• Exercise description
Only the images are to be dropped; the records themselves must be repeated exactly.

Dataset rows describing interfaces:
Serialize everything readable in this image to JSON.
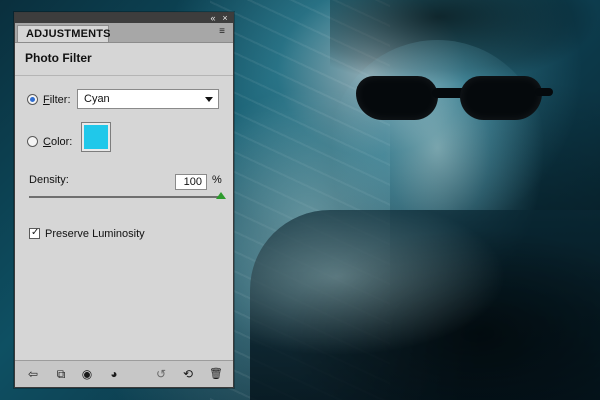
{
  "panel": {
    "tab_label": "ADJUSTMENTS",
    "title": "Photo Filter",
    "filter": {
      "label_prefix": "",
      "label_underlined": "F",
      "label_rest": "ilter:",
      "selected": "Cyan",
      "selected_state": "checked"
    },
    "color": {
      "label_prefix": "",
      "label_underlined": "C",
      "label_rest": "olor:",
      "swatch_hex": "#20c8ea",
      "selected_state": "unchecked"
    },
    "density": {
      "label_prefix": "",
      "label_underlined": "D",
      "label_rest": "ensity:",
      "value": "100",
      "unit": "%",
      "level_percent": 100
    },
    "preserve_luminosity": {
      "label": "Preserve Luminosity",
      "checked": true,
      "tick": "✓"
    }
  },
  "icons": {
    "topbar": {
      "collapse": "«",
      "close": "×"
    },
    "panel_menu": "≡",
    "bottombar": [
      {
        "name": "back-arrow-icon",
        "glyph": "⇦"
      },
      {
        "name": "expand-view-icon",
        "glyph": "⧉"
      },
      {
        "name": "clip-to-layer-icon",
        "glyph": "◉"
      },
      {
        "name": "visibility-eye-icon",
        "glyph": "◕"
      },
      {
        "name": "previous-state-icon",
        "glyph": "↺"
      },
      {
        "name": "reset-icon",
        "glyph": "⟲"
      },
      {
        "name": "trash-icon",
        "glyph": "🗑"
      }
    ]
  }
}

• Task solution
Serialize everything readable in this image to JSON.
{
  "panel": {
    "tab_label": "ADJUSTMENTS",
    "title": "Photo Filter",
    "filter": {
      "label_prefix": "",
      "label_underlined": "F",
      "label_rest": "ilter:",
      "selected": "Cyan",
      "selected_state": "checked"
    },
    "color": {
      "label_prefix": "",
      "label_underlined": "C",
      "label_rest": "olor:",
      "swatch_hex": "#20c8ea",
      "selected_state": "unchecked"
    },
    "density": {
      "label_prefix": "",
      "label_underlined": "D",
      "label_rest": "ensity:",
      "value": "100",
      "unit": "%",
      "level_percent": 100
    },
    "preserve_luminosity": {
      "label": "Preserve Luminosity",
      "checked": true,
      "tick": "✓"
    }
  },
  "icons": {
    "topbar": {
      "collapse": "«",
      "close": "×"
    },
    "panel_menu": "≡",
    "bottombar": [
      {
        "name": "back-arrow-icon",
        "glyph": "⇦"
      },
      {
        "name": "expand-view-icon",
        "glyph": "⧉"
      },
      {
        "name": "clip-to-layer-icon",
        "glyph": "◉"
      },
      {
        "name": "visibility-eye-icon",
        "glyph": "◕"
      },
      {
        "name": "previous-state-icon",
        "glyph": "↺"
      },
      {
        "name": "reset-icon",
        "glyph": "⟲"
      },
      {
        "name": "trash-icon",
        "glyph": "🗑"
      }
    ]
  }
}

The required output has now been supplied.